> TASK DESCRIPTION
Read through the listing below and return only the lines containing "title".

> DATASET

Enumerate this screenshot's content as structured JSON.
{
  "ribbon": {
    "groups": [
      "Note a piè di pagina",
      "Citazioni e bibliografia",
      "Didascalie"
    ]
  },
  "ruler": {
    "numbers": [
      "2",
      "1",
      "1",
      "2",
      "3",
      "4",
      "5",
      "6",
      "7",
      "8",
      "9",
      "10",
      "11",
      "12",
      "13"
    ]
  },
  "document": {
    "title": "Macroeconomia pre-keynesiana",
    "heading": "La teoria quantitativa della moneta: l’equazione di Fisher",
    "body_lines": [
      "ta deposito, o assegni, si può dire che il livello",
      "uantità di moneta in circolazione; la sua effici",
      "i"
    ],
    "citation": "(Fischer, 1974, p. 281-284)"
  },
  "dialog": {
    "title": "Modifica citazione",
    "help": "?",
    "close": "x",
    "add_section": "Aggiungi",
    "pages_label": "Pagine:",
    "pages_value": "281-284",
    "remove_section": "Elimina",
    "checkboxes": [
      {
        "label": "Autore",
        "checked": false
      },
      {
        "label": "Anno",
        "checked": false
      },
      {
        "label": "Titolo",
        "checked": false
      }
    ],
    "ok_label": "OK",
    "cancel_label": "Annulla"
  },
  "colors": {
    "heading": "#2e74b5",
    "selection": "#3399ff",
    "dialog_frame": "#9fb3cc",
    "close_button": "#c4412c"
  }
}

> ANSWER TO THIS EXERCISE
    "title": "Macroeconomia pre-keynesiana",
    "title": "Modifica citazione",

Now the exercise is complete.